Material supplied >>
************

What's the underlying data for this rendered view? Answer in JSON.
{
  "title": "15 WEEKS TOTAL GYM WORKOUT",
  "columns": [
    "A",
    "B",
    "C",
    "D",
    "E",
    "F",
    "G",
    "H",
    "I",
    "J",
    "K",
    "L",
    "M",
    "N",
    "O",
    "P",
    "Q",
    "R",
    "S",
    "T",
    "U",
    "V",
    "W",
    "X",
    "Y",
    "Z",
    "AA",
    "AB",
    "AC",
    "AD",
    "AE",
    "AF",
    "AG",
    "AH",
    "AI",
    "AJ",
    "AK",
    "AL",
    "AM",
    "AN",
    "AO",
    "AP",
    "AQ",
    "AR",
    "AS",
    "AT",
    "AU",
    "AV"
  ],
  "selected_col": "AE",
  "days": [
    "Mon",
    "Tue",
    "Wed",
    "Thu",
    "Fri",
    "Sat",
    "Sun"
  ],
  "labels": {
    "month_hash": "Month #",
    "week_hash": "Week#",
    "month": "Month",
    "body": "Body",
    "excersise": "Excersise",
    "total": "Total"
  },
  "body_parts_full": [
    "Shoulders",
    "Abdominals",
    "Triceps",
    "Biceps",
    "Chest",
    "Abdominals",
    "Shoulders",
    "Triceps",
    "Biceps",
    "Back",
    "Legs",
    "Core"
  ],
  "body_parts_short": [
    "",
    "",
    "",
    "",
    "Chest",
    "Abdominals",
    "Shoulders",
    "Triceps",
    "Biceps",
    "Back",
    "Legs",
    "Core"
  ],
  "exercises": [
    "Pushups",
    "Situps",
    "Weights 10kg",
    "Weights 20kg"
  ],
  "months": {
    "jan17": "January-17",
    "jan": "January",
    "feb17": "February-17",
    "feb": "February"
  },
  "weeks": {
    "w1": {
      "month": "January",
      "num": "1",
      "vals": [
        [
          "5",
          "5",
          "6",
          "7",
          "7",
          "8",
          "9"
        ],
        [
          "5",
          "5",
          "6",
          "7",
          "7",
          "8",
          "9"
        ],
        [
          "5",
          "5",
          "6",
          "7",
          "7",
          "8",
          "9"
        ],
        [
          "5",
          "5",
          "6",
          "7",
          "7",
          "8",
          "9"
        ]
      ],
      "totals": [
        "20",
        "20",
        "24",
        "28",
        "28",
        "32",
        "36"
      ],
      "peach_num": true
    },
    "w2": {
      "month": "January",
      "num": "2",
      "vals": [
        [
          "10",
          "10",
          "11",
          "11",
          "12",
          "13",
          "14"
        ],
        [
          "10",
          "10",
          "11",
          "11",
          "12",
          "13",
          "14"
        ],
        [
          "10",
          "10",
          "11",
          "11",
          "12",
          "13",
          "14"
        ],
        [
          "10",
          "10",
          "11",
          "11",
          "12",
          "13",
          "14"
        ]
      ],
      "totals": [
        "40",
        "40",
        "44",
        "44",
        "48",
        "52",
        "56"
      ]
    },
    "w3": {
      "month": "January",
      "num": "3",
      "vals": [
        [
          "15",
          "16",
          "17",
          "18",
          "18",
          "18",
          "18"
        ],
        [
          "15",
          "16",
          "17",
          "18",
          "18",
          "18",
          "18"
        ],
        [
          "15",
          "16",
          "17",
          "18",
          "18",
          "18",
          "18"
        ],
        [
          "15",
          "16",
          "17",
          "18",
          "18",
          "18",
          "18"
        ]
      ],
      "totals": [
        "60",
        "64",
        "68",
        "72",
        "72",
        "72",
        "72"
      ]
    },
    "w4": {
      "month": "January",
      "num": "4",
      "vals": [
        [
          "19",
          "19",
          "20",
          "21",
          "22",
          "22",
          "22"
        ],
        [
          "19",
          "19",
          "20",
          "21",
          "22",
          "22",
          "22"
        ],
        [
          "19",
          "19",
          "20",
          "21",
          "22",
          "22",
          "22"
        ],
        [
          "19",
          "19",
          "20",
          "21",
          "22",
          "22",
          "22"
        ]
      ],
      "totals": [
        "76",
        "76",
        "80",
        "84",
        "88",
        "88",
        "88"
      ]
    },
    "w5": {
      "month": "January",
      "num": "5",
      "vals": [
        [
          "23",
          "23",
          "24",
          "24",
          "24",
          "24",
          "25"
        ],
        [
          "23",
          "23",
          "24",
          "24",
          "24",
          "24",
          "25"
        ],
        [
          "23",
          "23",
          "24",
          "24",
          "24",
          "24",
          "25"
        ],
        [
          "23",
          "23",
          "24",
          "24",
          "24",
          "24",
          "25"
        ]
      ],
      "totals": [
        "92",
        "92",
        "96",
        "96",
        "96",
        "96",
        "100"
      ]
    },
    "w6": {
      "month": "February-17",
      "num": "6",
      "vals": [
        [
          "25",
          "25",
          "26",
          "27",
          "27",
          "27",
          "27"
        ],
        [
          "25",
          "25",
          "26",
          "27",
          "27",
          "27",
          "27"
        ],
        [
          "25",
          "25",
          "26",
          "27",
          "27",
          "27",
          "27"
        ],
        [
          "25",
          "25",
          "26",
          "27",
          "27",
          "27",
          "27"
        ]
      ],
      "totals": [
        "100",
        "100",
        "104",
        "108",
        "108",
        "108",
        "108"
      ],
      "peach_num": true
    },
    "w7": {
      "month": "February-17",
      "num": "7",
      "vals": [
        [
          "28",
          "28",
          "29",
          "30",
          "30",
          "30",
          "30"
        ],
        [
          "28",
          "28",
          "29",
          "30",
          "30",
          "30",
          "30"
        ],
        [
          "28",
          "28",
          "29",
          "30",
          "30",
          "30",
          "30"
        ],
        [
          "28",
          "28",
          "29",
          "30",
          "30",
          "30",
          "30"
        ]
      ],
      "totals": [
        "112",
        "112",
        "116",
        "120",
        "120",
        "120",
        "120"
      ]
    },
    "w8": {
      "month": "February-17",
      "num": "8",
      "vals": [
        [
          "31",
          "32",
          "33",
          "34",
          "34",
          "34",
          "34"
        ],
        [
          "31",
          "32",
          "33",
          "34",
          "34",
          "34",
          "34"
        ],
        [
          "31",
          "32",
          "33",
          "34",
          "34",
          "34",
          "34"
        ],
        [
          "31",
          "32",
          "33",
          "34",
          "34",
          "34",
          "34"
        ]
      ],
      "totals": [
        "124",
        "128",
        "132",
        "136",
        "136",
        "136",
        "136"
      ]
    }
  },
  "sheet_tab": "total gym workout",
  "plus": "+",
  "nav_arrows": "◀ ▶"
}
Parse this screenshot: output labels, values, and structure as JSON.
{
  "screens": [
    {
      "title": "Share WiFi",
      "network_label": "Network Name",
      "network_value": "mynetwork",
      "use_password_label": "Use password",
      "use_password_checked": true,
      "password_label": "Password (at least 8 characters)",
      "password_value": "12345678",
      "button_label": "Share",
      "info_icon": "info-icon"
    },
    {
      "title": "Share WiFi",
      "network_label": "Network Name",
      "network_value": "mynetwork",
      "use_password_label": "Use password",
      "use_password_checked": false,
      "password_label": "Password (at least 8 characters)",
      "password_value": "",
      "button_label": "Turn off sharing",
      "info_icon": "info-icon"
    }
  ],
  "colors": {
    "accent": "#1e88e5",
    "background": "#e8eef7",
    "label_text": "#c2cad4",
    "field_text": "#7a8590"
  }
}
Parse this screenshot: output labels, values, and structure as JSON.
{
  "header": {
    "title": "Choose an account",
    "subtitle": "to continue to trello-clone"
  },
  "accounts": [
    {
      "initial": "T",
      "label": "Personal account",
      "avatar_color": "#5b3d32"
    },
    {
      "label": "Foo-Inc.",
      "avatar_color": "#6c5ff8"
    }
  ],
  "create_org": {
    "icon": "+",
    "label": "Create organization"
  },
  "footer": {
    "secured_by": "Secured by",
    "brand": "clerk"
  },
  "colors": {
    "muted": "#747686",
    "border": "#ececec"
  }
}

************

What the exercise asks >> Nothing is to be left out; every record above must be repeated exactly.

Final answer >>
What's the underlying data for this rendered view? Answer in JSON.
{
  "title": "15 WEEKS TOTAL GYM WORKOUT",
  "columns": [
    "A",
    "B",
    "C",
    "D",
    "E",
    "F",
    "G",
    "H",
    "I",
    "J",
    "K",
    "L",
    "M",
    "N",
    "O",
    "P",
    "Q",
    "R",
    "S",
    "T",
    "U",
    "V",
    "W",
    "X",
    "Y",
    "Z",
    "AA",
    "AB",
    "AC",
    "AD",
    "AE",
    "AF",
    "AG",
    "AH",
    "AI",
    "AJ",
    "AK",
    "AL",
    "AM",
    "AN",
    "AO",
    "AP",
    "AQ",
    "AR",
    "AS",
    "AT",
    "AU",
    "AV"
  ],
  "selected_col": "AE",
  "days": [
    "Mon",
    "Tue",
    "Wed",
    "Thu",
    "Fri",
    "Sat",
    "Sun"
  ],
  "labels": {
    "month_hash": "Month #",
    "week_hash": "Week#",
    "month": "Month",
    "body": "Body",
    "excersise": "Excersise",
    "total": "Total"
  },
  "body_parts_full": [
    "Shoulders",
    "Abdominals",
    "Triceps",
    "Biceps",
    "Chest",
    "Abdominals",
    "Shoulders",
    "Triceps",
    "Biceps",
    "Back",
    "Legs",
    "Core"
  ],
  "body_parts_short": [
    "",
    "",
    "",
    "",
    "Chest",
    "Abdominals",
    "Shoulders",
    "Triceps",
    "Biceps",
    "Back",
    "Legs",
    "Core"
  ],
  "exercises": [
    "Pushups",
    "Situps",
    "Weights 10kg",
    "Weights 20kg"
  ],
  "months": {
    "jan17": "January-17",
    "jan": "January",
    "feb17": "February-17",
    "feb": "February"
  },
  "weeks": {
    "w1": {
      "month": "January",
      "num": "1",
      "vals": [
        [
          "5",
          "5",
          "6",
          "7",
          "7",
          "8",
          "9"
        ],
        [
          "5",
          "5",
          "6",
          "7",
          "7",
          "8",
          "9"
        ],
        [
          "5",
          "5",
          "6",
          "7",
          "7",
          "8",
          "9"
        ],
        [
          "5",
          "5",
          "6",
          "7",
          "7",
          "8",
          "9"
        ]
      ],
      "totals": [
        "20",
        "20",
        "24",
        "28",
        "28",
        "32",
        "36"
      ],
      "peach_num": true
    },
    "w2": {
      "month": "January",
      "num": "2",
      "vals": [
        [
          "10",
          "10",
          "11",
          "11",
          "12",
          "13",
          "14"
        ],
        [
          "10",
          "10",
          "11",
          "11",
          "12",
          "13",
          "14"
        ],
        [
          "10",
          "10",
          "11",
          "11",
          "12",
          "13",
          "14"
        ],
        [
          "10",
          "10",
          "11",
          "11",
          "12",
          "13",
          "14"
        ]
      ],
      "totals": [
        "40",
        "40",
        "44",
        "44",
        "48",
        "52",
        "56"
      ]
    },
    "w3": {
      "month": "January",
      "num": "3",
      "vals": [
        [
          "15",
          "16",
          "17",
          "18",
          "18",
          "18",
          "18"
        ],
        [
          "15",
          "16",
          "17",
          "18",
          "18",
          "18",
          "18"
        ],
        [
          "15",
          "16",
          "17",
          "18",
          "18",
          "18",
          "18"
        ],
        [
          "15",
          "16",
          "17",
          "18",
          "18",
          "18",
          "18"
        ]
      ],
      "totals": [
        "60",
        "64",
        "68",
        "72",
        "72",
        "72",
        "72"
      ]
    },
    "w4": {
      "month": "January",
      "num": "4",
      "vals": [
        [
          "19",
          "19",
          "20",
          "21",
          "22",
          "22",
          "22"
        ],
        [
          "19",
          "19",
          "20",
          "21",
          "22",
          "22",
          "22"
        ],
        [
          "19",
          "19",
          "20",
          "21",
          "22",
          "22",
          "22"
        ],
        [
          "19",
          "19",
          "20",
          "21",
          "22",
          "22",
          "22"
        ]
      ],
      "totals": [
        "76",
        "76",
        "80",
        "84",
        "88",
        "88",
        "88"
      ]
    },
    "w5": {
      "month": "January",
      "num": "5",
      "vals": [
        [
          "23",
          "23",
          "24",
          "24",
          "24",
          "24",
          "25"
        ],
        [
          "23",
          "23",
          "24",
          "24",
          "24",
          "24",
          "25"
        ],
        [
          "23",
          "23",
          "24",
          "24",
          "24",
          "24",
          "25"
        ],
        [
          "23",
          "23",
          "24",
          "24",
          "24",
          "24",
          "25"
        ]
      ],
      "totals": [
        "92",
        "92",
        "96",
        "96",
        "96",
        "96",
        "100"
      ]
    },
    "w6": {
      "month": "February-17",
      "num": "6",
      "vals": [
        [
          "25",
          "25",
          "26",
          "27",
          "27",
          "27",
          "27"
        ],
        [
          "25",
          "25",
          "26",
          "27",
          "27",
          "27",
          "27"
        ],
        [
          "25",
          "25",
          "26",
          "27",
          "27",
          "27",
          "27"
        ],
        [
          "25",
          "25",
          "26",
          "27",
          "27",
          "27",
          "27"
        ]
      ],
      "totals": [
        "100",
        "100",
        "104",
        "108",
        "108",
        "108",
        "108"
      ],
      "peach_num": true
    },
    "w7": {
      "month": "February-17",
      "num": "7",
      "vals": [
        [
          "28",
          "28",
          "29",
          "30",
          "30",
          "30",
          "30"
        ],
        [
          "28",
          "28",
          "29",
          "30",
          "30",
          "30",
          "30"
        ],
        [
          "28",
          "28",
          "29",
          "30",
          "30",
          "30",
          "30"
        ],
        [
          "28",
          "28",
          "29",
          "30",
          "30",
          "30",
          "30"
        ]
      ],
      "totals": [
        "112",
        "112",
        "116",
        "120",
        "120",
        "120",
        "120"
      ]
    },
    "w8": {
      "month": "February-17",
      "num": "8",
      "vals": [
        [
          "31",
          "32",
          "33",
          "34",
          "34",
          "34",
          "34"
        ],
        [
          "31",
          "32",
          "33",
          "34",
          "34",
          "34",
          "34"
        ],
        [
          "31",
          "32",
          "33",
          "34",
          "34",
          "34",
          "34"
        ],
        [
          "31",
          "32",
          "33",
          "34",
          "34",
          "34",
          "34"
        ]
      ],
      "totals": [
        "124",
        "128",
        "132",
        "136",
        "136",
        "136",
        "136"
      ]
    }
  },
  "sheet_tab": "total gym workout",
  "plus": "+",
  "nav_arrows": "◀ ▶"
}
Parse this screenshot: output labels, values, and structure as JSON.
{
  "screens": [
    {
      "title": "Share WiFi",
      "network_label": "Network Name",
      "network_value": "mynetwork",
      "use_password_label": "Use password",
      "use_password_checked": true,
      "password_label": "Password (at least 8 characters)",
      "password_value": "12345678",
      "button_label": "Share",
      "info_icon": "info-icon"
    },
    {
      "title": "Share WiFi",
      "network_label": "Network Name",
      "network_value": "mynetwork",
      "use_password_label": "Use password",
      "use_password_checked": false,
      "password_label": "Password (at least 8 characters)",
      "password_value": "",
      "button_label": "Turn off sharing",
      "info_icon": "info-icon"
    }
  ],
  "colors": {
    "accent": "#1e88e5",
    "background": "#e8eef7",
    "label_text": "#c2cad4",
    "field_text": "#7a8590"
  }
}
Parse this screenshot: output labels, values, and structure as JSON.
{
  "header": {
    "title": "Choose an account",
    "subtitle": "to continue to trello-clone"
  },
  "accounts": [
    {
      "initial": "T",
      "label": "Personal account",
      "avatar_color": "#5b3d32"
    },
    {
      "label": "Foo-Inc.",
      "avatar_color": "#6c5ff8"
    }
  ],
  "create_org": {
    "icon": "+",
    "label": "Create organization"
  },
  "footer": {
    "secured_by": "Secured by",
    "brand": "clerk"
  },
  "colors": {
    "muted": "#747686",
    "border": "#ececec"
  }
}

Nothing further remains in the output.